With cryptocurrency and digital currencies becoming increasingly popular in the recent past, it is important to evaluate the costs of adopting this new mode of transaction and evaluate its downsides. While doing so, one of the major concerns that arises is the environmental costs of mining bitcoins.
Bitcoin mining is a two–step process. Miners check existing bitcoin transactions to make sure there is no double spending of bitcoins (the same bitcoin should not be used in two different transactions) and ensure their legitimacy. Mining also includes the creation of new bitcoins. All this is possible by solving extremely complex computational mathematical problems, and the miners receive bitcoins as a reward for their efforts.
However, this process consumes a lot of energy. According to the Cambridge Bitcoin Electricity Consumption Index, the bitcoin industry uses 99.3 terawatt hours annually, which is greater than double the annual energy consumption of Singapore. A study published in Nature Climate estimates that bitcoin usage can increase global temperatures by 2°C by 2033. Each bitcoin transaction leaves a carbon footprint of 844.35 kgCO2, equivalent to 1,871,365 VISA transactions. This gives us an idea of the adverse impact of crypto mining on climate change.

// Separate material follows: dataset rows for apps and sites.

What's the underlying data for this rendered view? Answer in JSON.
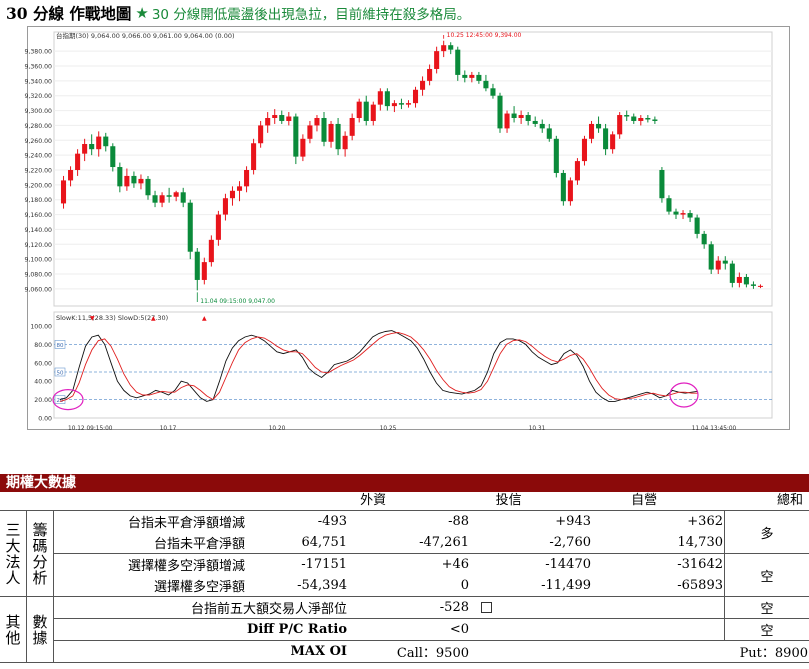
{
  "header": {
    "title": "30 分線 作戰地圖",
    "star_icon": "star-icon",
    "subtitle": "30 分線開低震盪後出現急拉，目前維持在殺多格局。"
  },
  "chart_data": [
    {
      "type": "candlestick",
      "title": "",
      "info_bar": "  台指期(30)  9,064.00  9,066.00  9,061.00  9,064.00  (0.00)",
      "y_ticks": [
        "9,380.00",
        "9,360.00",
        "9,340.00",
        "9,320.00",
        "9,300.00",
        "9,280.00",
        "9,260.00",
        "9,240.00",
        "9,220.00",
        "9,200.00",
        "9,180.00",
        "9,160.00",
        "9,140.00",
        "9,120.00",
        "9,100.00",
        "9,080.00",
        "9,060.00"
      ],
      "ylim": [
        9045,
        9395
      ],
      "high_annotation": "10.25 12:45:00 9,394.00",
      "low_annotation": "11.04 09:15:00  9,047.00",
      "up_color": "#e8141b",
      "down_color": "#0a8a3a",
      "candles": [
        [
          9175,
          9212,
          9168,
          9206
        ],
        [
          9206,
          9225,
          9198,
          9220
        ],
        [
          9220,
          9248,
          9212,
          9242
        ],
        [
          9242,
          9262,
          9232,
          9255
        ],
        [
          9255,
          9268,
          9240,
          9248
        ],
        [
          9248,
          9272,
          9238,
          9265
        ],
        [
          9265,
          9270,
          9245,
          9252
        ],
        [
          9252,
          9256,
          9218,
          9224
        ],
        [
          9224,
          9230,
          9190,
          9198
        ],
        [
          9198,
          9222,
          9192,
          9212
        ],
        [
          9212,
          9218,
          9196,
          9202
        ],
        [
          9202,
          9214,
          9194,
          9208
        ],
        [
          9208,
          9212,
          9180,
          9186
        ],
        [
          9186,
          9192,
          9170,
          9176
        ],
        [
          9176,
          9190,
          9170,
          9186
        ],
        [
          9186,
          9196,
          9176,
          9184
        ],
        [
          9184,
          9192,
          9178,
          9190
        ],
        [
          9190,
          9196,
          9170,
          9176
        ],
        [
          9176,
          9180,
          9100,
          9110
        ],
        [
          9110,
          9115,
          9058,
          9072
        ],
        [
          9072,
          9102,
          9066,
          9096
        ],
        [
          9096,
          9132,
          9090,
          9126
        ],
        [
          9126,
          9165,
          9118,
          9160
        ],
        [
          9160,
          9188,
          9152,
          9182
        ],
        [
          9182,
          9198,
          9172,
          9192
        ],
        [
          9192,
          9205,
          9178,
          9198
        ],
        [
          9198,
          9225,
          9190,
          9220
        ],
        [
          9220,
          9262,
          9214,
          9256
        ],
        [
          9256,
          9286,
          9250,
          9280
        ],
        [
          9280,
          9298,
          9270,
          9290
        ],
        [
          9290,
          9302,
          9282,
          9294
        ],
        [
          9294,
          9300,
          9282,
          9286
        ],
        [
          9286,
          9298,
          9280,
          9292
        ],
        [
          9292,
          9296,
          9228,
          9238
        ],
        [
          9238,
          9268,
          9232,
          9262
        ],
        [
          9262,
          9286,
          9256,
          9280
        ],
        [
          9280,
          9294,
          9272,
          9290
        ],
        [
          9290,
          9298,
          9252,
          9258
        ],
        [
          9258,
          9286,
          9250,
          9282
        ],
        [
          9282,
          9290,
          9240,
          9248
        ],
        [
          9248,
          9272,
          9238,
          9266
        ],
        [
          9266,
          9296,
          9260,
          9290
        ],
        [
          9290,
          9316,
          9284,
          9312
        ],
        [
          9312,
          9320,
          9280,
          9286
        ],
        [
          9286,
          9312,
          9280,
          9308
        ],
        [
          9308,
          9330,
          9300,
          9326
        ],
        [
          9326,
          9330,
          9300,
          9306
        ],
        [
          9306,
          9314,
          9298,
          9310
        ],
        [
          9310,
          9316,
          9302,
          9308
        ],
        [
          9308,
          9314,
          9304,
          9310
        ],
        [
          9310,
          9332,
          9304,
          9328
        ],
        [
          9328,
          9346,
          9320,
          9340
        ],
        [
          9340,
          9362,
          9334,
          9356
        ],
        [
          9356,
          9386,
          9350,
          9380
        ],
        [
          9380,
          9394,
          9372,
          9388
        ],
        [
          9388,
          9392,
          9376,
          9382
        ],
        [
          9382,
          9386,
          9340,
          9348
        ],
        [
          9348,
          9354,
          9338,
          9344
        ],
        [
          9344,
          9352,
          9338,
          9348
        ],
        [
          9348,
          9352,
          9336,
          9340
        ],
        [
          9340,
          9348,
          9326,
          9330
        ],
        [
          9330,
          9336,
          9316,
          9320
        ],
        [
          9320,
          9324,
          9270,
          9276
        ],
        [
          9276,
          9300,
          9270,
          9296
        ],
        [
          9296,
          9306,
          9284,
          9290
        ],
        [
          9290,
          9300,
          9282,
          9294
        ],
        [
          9294,
          9298,
          9280,
          9286
        ],
        [
          9286,
          9292,
          9278,
          9282
        ],
        [
          9282,
          9288,
          9270,
          9276
        ],
        [
          9276,
          9282,
          9258,
          9262
        ],
        [
          9262,
          9266,
          9210,
          9216
        ],
        [
          9216,
          9220,
          9172,
          9178
        ],
        [
          9178,
          9210,
          9172,
          9206
        ],
        [
          9206,
          9236,
          9200,
          9232
        ],
        [
          9232,
          9266,
          9226,
          9262
        ],
        [
          9262,
          9286,
          9256,
          9282
        ],
        [
          9282,
          9292,
          9270,
          9276
        ],
        [
          9276,
          9282,
          9240,
          9248
        ],
        [
          9248,
          9272,
          9242,
          9268
        ],
        [
          9268,
          9298,
          9262,
          9294
        ],
        [
          9294,
          9300,
          9286,
          9292
        ],
        [
          9292,
          9296,
          9282,
          9286
        ],
        [
          9286,
          9294,
          9280,
          9290
        ],
        [
          9290,
          9294,
          9284,
          9288
        ],
        [
          9288,
          9292,
          9282,
          9286
        ],
        [
          9220,
          9224,
          9176,
          9182
        ],
        [
          9182,
          9186,
          9160,
          9164
        ],
        [
          9164,
          9168,
          9154,
          9160
        ],
        [
          9160,
          9166,
          9154,
          9162
        ],
        [
          9162,
          9166,
          9150,
          9156
        ],
        [
          9156,
          9160,
          9128,
          9134
        ],
        [
          9134,
          9138,
          9114,
          9120
        ],
        [
          9120,
          9124,
          9080,
          9086
        ],
        [
          9086,
          9104,
          9080,
          9098
        ],
        [
          9098,
          9104,
          9086,
          9094
        ],
        [
          9094,
          9098,
          9062,
          9068
        ],
        [
          9068,
          9082,
          9062,
          9076
        ],
        [
          9076,
          9080,
          9062,
          9066
        ],
        [
          9066,
          9070,
          9060,
          9064
        ],
        [
          9064,
          9066,
          9061,
          9064
        ]
      ]
    },
    {
      "type": "line",
      "title": "",
      "info_bar": "SlowK:11,5(28.33)  SlowD:5(27.30)",
      "y_ticks": [
        "100.00",
        "80.00",
        "60.00",
        "40.00",
        "20.00",
        "0.00"
      ],
      "ylim": [
        0,
        100
      ],
      "ref_lines": [
        80,
        50,
        20
      ],
      "ref_labels": [
        "80",
        "50",
        "20"
      ],
      "x_tick_labels": [
        "10.12 09:15:00",
        "10.17",
        "10.20",
        "10.25",
        "10.31",
        "11.04 13:45:00"
      ],
      "series": [
        {
          "name": "SlowK",
          "color": "#111111",
          "values": [
            20,
            22,
            30,
            55,
            78,
            88,
            90,
            80,
            60,
            40,
            30,
            24,
            22,
            24,
            26,
            30,
            28,
            25,
            30,
            40,
            38,
            30,
            22,
            18,
            20,
            40,
            62,
            76,
            84,
            88,
            90,
            88,
            84,
            78,
            72,
            70,
            72,
            74,
            66,
            54,
            48,
            44,
            50,
            58,
            60,
            62,
            66,
            72,
            80,
            88,
            92,
            94,
            95,
            92,
            88,
            84,
            76,
            64,
            50,
            38,
            30,
            28,
            27,
            26,
            28,
            30,
            35,
            50,
            70,
            82,
            86,
            86,
            84,
            80,
            72,
            66,
            62,
            58,
            60,
            70,
            74,
            68,
            56,
            40,
            28,
            22,
            18,
            18,
            20,
            22,
            24,
            26,
            28,
            26,
            22,
            24,
            30,
            28,
            27,
            28,
            29
          ]
        },
        {
          "name": "SlowD",
          "color": "#e02020",
          "values": [
            18,
            20,
            24,
            38,
            58,
            74,
            84,
            86,
            78,
            64,
            48,
            36,
            28,
            25,
            25,
            27,
            29,
            28,
            28,
            33,
            36,
            35,
            30,
            24,
            20,
            28,
            44,
            60,
            74,
            82,
            86,
            88,
            87,
            83,
            78,
            74,
            72,
            72,
            70,
            63,
            55,
            50,
            49,
            53,
            57,
            60,
            63,
            68,
            74,
            80,
            86,
            90,
            92,
            93,
            91,
            88,
            82,
            74,
            64,
            52,
            42,
            34,
            30,
            28,
            27,
            28,
            31,
            40,
            55,
            70,
            80,
            84,
            85,
            83,
            78,
            72,
            67,
            63,
            61,
            64,
            68,
            70,
            64,
            54,
            42,
            32,
            25,
            21,
            20,
            21,
            22,
            24,
            26,
            27,
            25,
            24,
            26,
            28,
            28,
            27,
            27
          ]
        }
      ]
    }
  ],
  "table": {
    "header_title": "期權大數據",
    "columns": [
      "外資",
      "投信",
      "自營",
      "總和",
      "多/空"
    ],
    "group1_label": [
      "三",
      "籌",
      "大",
      "碼",
      "法",
      "分",
      "人",
      "析"
    ],
    "group2_label": [
      "其",
      "數",
      "他",
      "據"
    ],
    "rows": [
      {
        "label": "台指未平倉淨額增減",
        "v1": "-493",
        "v2": "-88",
        "v3": "+943",
        "v4": "+362"
      },
      {
        "label": "台指未平倉淨額",
        "v1": "64,751",
        "v2": "-47,261",
        "v3": "-2,760",
        "v4": "14,730"
      },
      {
        "label": "選擇權多空淨額增減",
        "v1": "-17151",
        "v2": "+46",
        "v3": "-14470",
        "v4": "-31642"
      },
      {
        "label": "選擇權多空淨額",
        "v1": "-54,394",
        "v2": "0",
        "v3": "-11,499",
        "v4": "-65893"
      }
    ],
    "verdict_futures": "多",
    "verdict_options": "空",
    "top5_label": "台指前五大額交易人淨部位",
    "top5_value": "-528",
    "top5_verdict": "空",
    "pc_label": "Diff P/C Ratio",
    "pc_value": "<0",
    "pc_verdict": "空",
    "maxoi_label": "MAX OI",
    "call_text": "Call：9500",
    "put_text": "Put：8900"
  }
}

Amid controversy over environmental costs, crypto supporters argue that most of the energy used for mining comes from renewable sources and uses cheap electricity even when it uses non-renewable energy. However, these arguments do not have a rational basis. Mining operations are mostly concentrated in China, a country that primarily relies on coal for its energy production. Mining is also common in the Middle East, where cheap electricity is available. But it has led to illegal mining and nationwide blackouts in these countries. Furthermore, the hardware required to set up bitcoin mining creates 22.79 kilotons of electronic waste annually.
Given this information, we understand that adoption of cryptocurrency can significantly exacerbate climate change and negatively affect the environment. Even Elon Musk, an active cryptocurrency advocate, said that Tesla would not accept bitcoins until they could be produced sustainably. And there is hope. Cryptocurrencies such as EOS and Cardano do not use mining due to their proof-of-stake mechanisms. However, established blockchain networks such as Ethereum and Bitcoin will take time to move to greener mechanisms.